• _Source information_

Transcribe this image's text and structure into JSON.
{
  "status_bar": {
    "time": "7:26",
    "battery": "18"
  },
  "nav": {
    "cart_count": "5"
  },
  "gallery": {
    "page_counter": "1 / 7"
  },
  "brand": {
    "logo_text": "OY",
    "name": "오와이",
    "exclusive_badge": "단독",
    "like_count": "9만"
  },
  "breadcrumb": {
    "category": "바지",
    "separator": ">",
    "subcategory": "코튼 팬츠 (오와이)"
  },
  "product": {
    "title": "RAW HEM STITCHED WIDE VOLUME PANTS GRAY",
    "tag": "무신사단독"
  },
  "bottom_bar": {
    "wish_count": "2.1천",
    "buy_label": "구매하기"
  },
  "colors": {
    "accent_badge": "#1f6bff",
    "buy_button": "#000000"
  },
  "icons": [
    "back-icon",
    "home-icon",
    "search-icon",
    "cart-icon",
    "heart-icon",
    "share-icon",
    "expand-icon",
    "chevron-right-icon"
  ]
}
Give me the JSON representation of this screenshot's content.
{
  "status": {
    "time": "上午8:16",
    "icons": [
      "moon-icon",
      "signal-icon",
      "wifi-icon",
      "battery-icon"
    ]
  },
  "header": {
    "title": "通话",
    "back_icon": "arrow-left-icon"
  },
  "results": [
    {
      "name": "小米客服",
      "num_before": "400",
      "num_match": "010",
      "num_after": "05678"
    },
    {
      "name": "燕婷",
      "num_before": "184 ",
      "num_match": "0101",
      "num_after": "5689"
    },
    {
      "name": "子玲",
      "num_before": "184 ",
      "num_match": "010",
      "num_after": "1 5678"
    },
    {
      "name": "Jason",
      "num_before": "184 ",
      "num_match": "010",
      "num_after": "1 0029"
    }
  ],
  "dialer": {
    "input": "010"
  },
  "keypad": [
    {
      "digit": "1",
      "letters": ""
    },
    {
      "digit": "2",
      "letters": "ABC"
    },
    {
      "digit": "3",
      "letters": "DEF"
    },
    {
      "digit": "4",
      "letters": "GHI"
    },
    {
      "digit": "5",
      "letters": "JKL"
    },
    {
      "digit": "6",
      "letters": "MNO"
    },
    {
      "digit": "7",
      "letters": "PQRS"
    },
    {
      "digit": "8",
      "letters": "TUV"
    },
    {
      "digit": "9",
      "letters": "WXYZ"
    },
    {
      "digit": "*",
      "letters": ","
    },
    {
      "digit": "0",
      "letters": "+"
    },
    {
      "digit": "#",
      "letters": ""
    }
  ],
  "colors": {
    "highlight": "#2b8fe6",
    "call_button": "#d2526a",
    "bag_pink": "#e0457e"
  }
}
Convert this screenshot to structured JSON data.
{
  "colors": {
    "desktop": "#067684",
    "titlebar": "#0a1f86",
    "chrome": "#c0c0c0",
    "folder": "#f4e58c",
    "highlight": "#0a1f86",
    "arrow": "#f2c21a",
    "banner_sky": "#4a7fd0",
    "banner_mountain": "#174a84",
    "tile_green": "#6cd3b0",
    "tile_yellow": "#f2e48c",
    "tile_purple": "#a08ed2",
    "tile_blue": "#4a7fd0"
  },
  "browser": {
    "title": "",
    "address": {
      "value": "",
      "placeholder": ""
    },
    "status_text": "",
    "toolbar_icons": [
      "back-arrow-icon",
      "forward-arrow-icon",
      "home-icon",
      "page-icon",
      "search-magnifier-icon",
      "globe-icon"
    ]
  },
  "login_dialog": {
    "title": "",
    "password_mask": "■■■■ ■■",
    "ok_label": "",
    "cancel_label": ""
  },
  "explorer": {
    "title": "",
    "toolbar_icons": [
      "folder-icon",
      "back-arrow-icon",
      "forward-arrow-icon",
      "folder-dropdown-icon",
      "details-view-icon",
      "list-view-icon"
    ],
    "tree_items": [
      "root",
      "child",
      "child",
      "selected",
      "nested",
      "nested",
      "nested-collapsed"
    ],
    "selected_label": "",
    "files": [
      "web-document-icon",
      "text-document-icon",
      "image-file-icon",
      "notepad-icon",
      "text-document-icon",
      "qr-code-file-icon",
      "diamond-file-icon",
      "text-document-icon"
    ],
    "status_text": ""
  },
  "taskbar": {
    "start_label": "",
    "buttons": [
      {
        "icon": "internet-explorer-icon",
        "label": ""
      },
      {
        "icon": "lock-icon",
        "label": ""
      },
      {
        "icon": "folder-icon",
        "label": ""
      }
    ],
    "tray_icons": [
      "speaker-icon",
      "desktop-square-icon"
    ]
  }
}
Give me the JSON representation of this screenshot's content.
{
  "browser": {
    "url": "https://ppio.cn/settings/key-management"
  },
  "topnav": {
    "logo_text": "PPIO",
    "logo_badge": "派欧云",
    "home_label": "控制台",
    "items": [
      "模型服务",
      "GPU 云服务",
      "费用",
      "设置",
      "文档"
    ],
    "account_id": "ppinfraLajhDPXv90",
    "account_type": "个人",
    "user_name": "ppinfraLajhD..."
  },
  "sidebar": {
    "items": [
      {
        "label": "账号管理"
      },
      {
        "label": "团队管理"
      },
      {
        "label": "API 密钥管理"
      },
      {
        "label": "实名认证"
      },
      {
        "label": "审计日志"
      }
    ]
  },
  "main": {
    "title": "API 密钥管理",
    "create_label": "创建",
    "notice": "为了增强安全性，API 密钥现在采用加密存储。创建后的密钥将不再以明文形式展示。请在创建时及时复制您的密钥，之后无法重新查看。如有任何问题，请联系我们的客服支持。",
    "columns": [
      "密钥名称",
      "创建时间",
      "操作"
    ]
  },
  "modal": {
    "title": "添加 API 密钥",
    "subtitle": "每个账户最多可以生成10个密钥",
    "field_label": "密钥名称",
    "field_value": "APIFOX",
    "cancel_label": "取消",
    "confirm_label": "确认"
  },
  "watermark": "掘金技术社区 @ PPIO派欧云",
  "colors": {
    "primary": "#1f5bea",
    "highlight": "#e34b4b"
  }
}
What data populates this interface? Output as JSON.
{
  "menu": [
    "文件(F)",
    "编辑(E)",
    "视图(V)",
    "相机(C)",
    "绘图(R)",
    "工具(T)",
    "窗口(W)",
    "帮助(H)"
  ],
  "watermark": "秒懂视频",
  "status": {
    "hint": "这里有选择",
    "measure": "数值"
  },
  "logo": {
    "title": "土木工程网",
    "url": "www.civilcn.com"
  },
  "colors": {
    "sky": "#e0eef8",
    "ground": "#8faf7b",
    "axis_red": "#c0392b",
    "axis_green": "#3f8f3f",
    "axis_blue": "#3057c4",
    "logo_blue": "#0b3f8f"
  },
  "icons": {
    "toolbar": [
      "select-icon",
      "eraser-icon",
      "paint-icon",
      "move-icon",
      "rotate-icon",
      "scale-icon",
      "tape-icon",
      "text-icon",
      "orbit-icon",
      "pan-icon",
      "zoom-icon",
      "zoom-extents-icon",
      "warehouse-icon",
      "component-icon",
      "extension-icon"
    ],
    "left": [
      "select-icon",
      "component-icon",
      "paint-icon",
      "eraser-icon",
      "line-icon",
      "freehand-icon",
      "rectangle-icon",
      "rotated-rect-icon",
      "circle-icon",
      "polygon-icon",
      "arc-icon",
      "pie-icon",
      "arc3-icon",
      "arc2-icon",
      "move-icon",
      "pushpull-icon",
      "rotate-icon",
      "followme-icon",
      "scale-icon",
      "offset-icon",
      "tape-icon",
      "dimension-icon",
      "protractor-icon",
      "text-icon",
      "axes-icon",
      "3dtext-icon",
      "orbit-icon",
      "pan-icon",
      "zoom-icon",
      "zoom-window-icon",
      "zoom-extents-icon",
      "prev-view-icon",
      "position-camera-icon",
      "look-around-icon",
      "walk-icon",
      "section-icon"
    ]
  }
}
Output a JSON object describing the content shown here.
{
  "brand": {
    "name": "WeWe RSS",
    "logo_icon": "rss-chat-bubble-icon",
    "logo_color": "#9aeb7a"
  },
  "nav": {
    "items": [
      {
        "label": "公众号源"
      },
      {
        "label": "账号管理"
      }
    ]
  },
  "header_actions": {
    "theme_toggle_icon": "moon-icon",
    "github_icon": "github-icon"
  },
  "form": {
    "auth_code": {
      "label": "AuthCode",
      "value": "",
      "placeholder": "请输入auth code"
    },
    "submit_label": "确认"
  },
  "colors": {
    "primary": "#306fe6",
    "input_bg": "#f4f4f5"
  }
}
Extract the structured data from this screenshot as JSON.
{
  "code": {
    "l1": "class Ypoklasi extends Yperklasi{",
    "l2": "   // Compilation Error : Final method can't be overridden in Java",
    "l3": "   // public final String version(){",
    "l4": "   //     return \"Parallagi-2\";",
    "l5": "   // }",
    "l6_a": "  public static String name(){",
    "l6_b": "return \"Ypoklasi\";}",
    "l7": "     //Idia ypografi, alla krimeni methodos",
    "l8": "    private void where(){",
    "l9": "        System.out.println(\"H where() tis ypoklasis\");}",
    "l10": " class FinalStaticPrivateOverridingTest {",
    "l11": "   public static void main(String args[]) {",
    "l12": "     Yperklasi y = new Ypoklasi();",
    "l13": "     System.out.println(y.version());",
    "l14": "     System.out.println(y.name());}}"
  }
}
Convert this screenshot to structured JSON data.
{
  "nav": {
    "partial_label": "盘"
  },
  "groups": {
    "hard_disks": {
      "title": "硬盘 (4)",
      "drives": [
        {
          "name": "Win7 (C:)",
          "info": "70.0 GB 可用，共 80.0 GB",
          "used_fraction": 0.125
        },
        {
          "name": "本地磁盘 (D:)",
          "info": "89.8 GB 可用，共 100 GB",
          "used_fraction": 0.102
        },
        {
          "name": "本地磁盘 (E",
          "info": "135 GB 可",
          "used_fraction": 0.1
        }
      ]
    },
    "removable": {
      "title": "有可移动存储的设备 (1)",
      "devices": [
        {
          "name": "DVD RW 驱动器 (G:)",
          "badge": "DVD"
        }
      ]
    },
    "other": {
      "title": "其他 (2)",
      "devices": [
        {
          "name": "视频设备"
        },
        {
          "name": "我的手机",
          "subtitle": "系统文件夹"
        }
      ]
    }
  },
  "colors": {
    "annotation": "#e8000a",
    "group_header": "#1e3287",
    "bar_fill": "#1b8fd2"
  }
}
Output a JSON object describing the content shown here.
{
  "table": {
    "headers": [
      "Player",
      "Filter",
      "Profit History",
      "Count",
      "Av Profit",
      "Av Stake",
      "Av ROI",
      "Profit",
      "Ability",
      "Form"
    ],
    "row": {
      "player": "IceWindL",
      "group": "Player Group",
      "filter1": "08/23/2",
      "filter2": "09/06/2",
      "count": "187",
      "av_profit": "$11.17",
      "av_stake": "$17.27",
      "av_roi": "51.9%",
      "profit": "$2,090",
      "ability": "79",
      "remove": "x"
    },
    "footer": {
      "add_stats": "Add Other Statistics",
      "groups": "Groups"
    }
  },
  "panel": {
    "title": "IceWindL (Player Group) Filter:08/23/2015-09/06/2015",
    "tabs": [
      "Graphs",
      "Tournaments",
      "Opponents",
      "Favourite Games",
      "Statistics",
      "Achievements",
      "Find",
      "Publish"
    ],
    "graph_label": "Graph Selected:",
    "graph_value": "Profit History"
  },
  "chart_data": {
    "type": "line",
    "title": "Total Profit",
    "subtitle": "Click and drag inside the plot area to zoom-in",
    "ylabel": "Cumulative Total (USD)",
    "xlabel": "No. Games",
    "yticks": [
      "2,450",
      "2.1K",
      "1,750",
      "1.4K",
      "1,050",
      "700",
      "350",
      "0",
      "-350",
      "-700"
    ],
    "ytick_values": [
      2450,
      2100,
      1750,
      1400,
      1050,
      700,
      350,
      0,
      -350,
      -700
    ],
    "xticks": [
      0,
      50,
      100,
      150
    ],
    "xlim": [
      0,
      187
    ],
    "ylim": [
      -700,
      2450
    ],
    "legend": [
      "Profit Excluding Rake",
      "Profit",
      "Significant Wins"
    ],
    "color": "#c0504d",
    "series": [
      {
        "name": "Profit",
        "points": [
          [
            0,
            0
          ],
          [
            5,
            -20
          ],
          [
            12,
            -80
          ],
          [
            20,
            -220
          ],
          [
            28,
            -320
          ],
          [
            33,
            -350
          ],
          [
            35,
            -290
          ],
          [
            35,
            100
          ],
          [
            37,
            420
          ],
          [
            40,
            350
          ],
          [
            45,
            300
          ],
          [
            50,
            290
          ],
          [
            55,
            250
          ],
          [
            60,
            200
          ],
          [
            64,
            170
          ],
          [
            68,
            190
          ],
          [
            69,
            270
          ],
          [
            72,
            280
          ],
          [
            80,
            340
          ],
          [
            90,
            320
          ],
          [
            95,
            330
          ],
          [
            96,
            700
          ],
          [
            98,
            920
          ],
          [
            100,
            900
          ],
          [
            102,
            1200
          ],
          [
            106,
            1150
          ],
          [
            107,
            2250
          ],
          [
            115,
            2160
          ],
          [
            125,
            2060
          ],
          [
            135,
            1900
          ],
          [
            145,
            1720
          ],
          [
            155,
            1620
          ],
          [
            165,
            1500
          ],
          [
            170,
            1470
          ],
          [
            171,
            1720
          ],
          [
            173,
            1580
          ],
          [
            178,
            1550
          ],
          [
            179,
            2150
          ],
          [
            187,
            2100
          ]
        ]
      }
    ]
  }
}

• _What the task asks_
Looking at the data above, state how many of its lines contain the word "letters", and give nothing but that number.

• _Answer to this exercise_
12